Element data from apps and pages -
++++++
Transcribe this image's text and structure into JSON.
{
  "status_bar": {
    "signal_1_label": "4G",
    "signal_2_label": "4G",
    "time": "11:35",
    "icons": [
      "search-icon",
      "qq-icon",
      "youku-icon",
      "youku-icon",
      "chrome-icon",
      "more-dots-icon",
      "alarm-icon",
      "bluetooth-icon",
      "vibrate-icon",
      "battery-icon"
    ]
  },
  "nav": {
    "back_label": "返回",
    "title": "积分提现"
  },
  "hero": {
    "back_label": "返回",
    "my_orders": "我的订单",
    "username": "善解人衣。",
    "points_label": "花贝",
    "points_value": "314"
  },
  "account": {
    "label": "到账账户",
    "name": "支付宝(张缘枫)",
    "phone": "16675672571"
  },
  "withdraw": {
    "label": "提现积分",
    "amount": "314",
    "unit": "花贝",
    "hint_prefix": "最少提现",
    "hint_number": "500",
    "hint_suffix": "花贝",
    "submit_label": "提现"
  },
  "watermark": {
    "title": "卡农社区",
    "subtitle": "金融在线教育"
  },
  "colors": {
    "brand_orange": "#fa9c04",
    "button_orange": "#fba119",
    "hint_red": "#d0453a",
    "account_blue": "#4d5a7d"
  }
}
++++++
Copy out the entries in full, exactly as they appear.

Transcribe this image's text and structure into JSON.
{
  "status_bar": {
    "signal_1_label": "4G",
    "signal_2_label": "4G",
    "time": "11:35",
    "icons": [
      "search-icon",
      "qq-icon",
      "youku-icon",
      "youku-icon",
      "chrome-icon",
      "more-dots-icon",
      "alarm-icon",
      "bluetooth-icon",
      "vibrate-icon",
      "battery-icon"
    ]
  },
  "nav": {
    "back_label": "返回",
    "title": "积分提现"
  },
  "hero": {
    "back_label": "返回",
    "my_orders": "我的订单",
    "username": "善解人衣。",
    "points_label": "花贝",
    "points_value": "314"
  },
  "account": {
    "label": "到账账户",
    "name": "支付宝(张缘枫)",
    "phone": "16675672571"
  },
  "withdraw": {
    "label": "提现积分",
    "amount": "314",
    "unit": "花贝",
    "hint_prefix": "最少提现",
    "hint_number": "500",
    "hint_suffix": "花贝",
    "submit_label": "提现"
  },
  "watermark": {
    "title": "卡农社区",
    "subtitle": "金融在线教育"
  },
  "colors": {
    "brand_orange": "#fa9c04",
    "button_orange": "#fba119",
    "hint_red": "#d0453a",
    "account_blue": "#4d5a7d"
  }
}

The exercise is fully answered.